=== Work item ===
Show each line of the records below where the word "this" occurs.

Records contained in a dataset:
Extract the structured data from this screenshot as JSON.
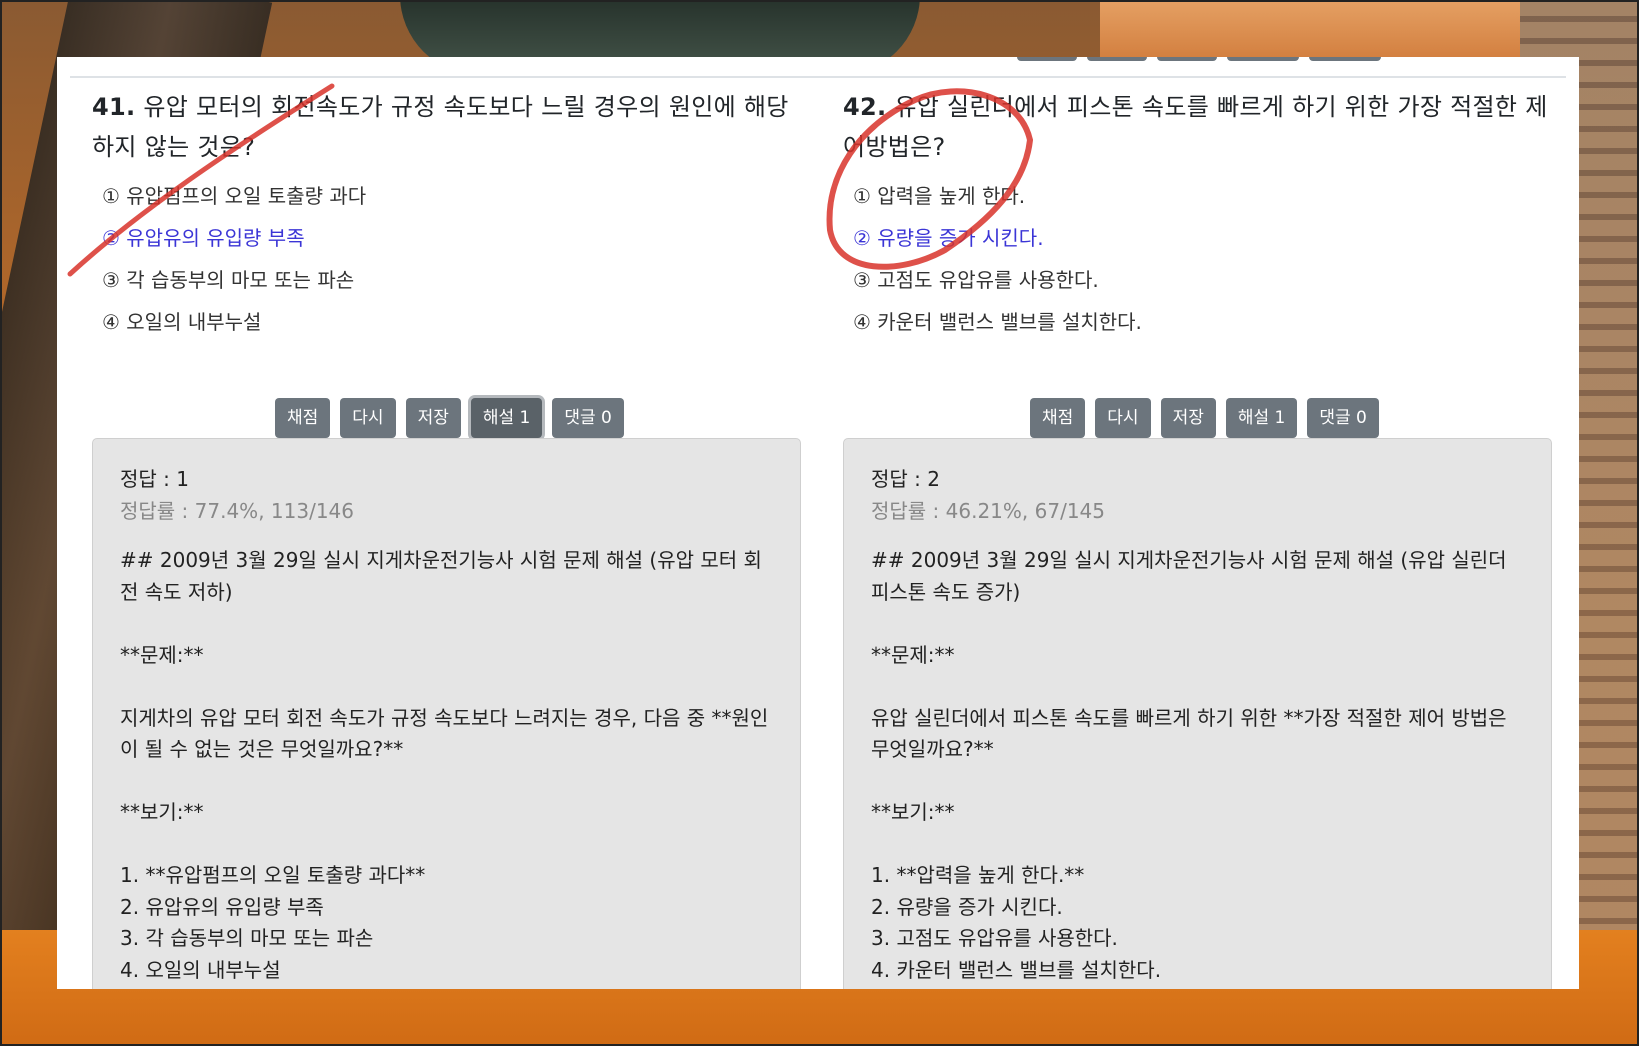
{
  "q41": {
    "number": "41.",
    "title": " 유압 모터의 회전속도가 규정 속도보다 느릴 경우의 원인에 해당하지 않는 것은?",
    "options": [
      "① 유압펌프의 오일 토출량 과다",
      "② 유압유의 유입량 부족",
      "③ 각 습동부의 마모 또는 파손",
      "④ 오일의 내부누설"
    ],
    "buttons": {
      "grade": "채점",
      "retry": "다시",
      "save": "저장",
      "explain": "해설 1",
      "comments": "댓글 0"
    },
    "answer": "정답 : 1",
    "rate": "정답률 : 77.4%, 113/146",
    "body": "## 2009년 3월 29일 실시 지게차운전기능사 시험 문제 해설 (유압 모터 회전 속도 저하)\n\n**문제:**\n\n지게차의 유압 모터 회전 속도가 규정 속도보다 느려지는 경우, 다음 중 **원인이 될 수 없는 것은 무엇일까요?**\n\n**보기:**\n\n1. **유압펌프의 오일 토출량 과다**\n2. 유압유의 유입량 부족\n3. 각 습동부의 마모 또는 파손\n4. 오일의 내부누설"
  },
  "q42": {
    "number": "42.",
    "title": " 유압 실린더에서 피스톤 속도를 빠르게 하기 위한 가장 적절한 제어방법은?",
    "options": [
      "① 압력을 높게 한다.",
      "② 유량을 증가 시킨다.",
      "③ 고점도 유압유를 사용한다.",
      "④ 카운터 밸런스 밸브를 설치한다."
    ],
    "buttons": {
      "grade": "채점",
      "retry": "다시",
      "save": "저장",
      "explain": "해설 1",
      "comments": "댓글 0"
    },
    "answer": "정답 : 2",
    "rate": "정답률 : 46.21%, 67/145",
    "body": "## 2009년 3월 29일 실시 지게차운전기능사 시험 문제 해설 (유압 실린더 피스톤 속도 증가)\n\n**문제:**\n\n유압 실린더에서 피스톤 속도를 빠르게 하기 위한 **가장 적절한 제어 방법은 무엇일까요?**\n\n**보기:**\n\n1. **압력을 높게 한다.**\n2. 유량을 증가 시킨다.\n3. 고점도 유압유를 사용한다.\n4. 카운터 밸런스 밸브를 설치한다."
  },
  "colors": {
    "correct_option": "#3b35d6",
    "button": "#6c757d",
    "annotation": "#d8322a"
  }
}
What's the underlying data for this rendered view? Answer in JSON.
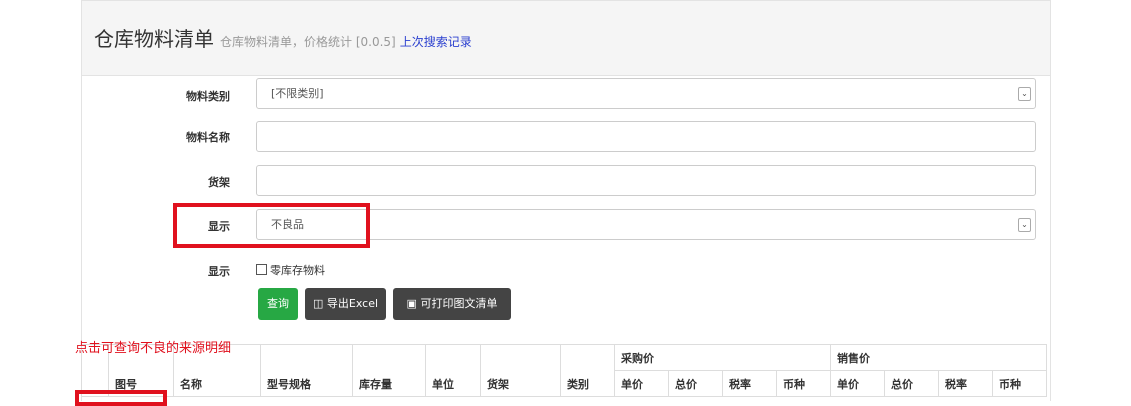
{
  "header": {
    "title": "仓库物料清单",
    "subtitle": "仓库物料清单，价格统计 [0.0.5]",
    "history_link": "上次搜索记录"
  },
  "form": {
    "category_label": "物料类别",
    "category_value": "[不限类别]",
    "name_label": "物料名称",
    "name_value": "",
    "shelf_label": "货架",
    "shelf_value": "",
    "display_label": "显示",
    "display_value": "不良品",
    "display2_label": "显示",
    "zero_stock_checkbox": "零库存物料"
  },
  "buttons": {
    "query": "查询",
    "export": "导出Excel",
    "print": "可打印图文清单"
  },
  "annotation": "点击可查询不良的来源明细",
  "table": {
    "columns": [
      "图号",
      "名称",
      "型号规格",
      "库存量",
      "单位",
      "货架",
      "类别"
    ],
    "purchase_group": "采购价",
    "sales_group": "销售价",
    "purchase_sub": [
      "单价",
      "总价",
      "税率",
      "币种"
    ],
    "sales_sub": [
      "单价",
      "总价",
      "税率",
      "币种"
    ]
  },
  "colors": {
    "highlight": "#e0111e",
    "link": "#2a3fcf",
    "query_button": "#27a844",
    "dark_button": "#444444"
  }
}
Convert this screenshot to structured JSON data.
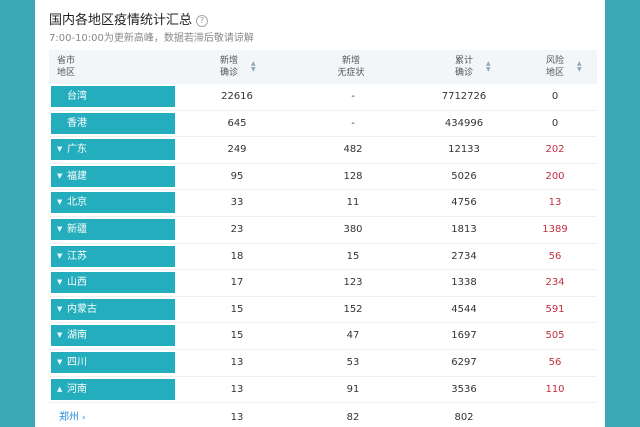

=== Exercise answer ===
Extract the structured data from this screenshot as JSON.
What's the underlying data for this rendered view? Answer in JSON.
Convert this screenshot to structured JSON data.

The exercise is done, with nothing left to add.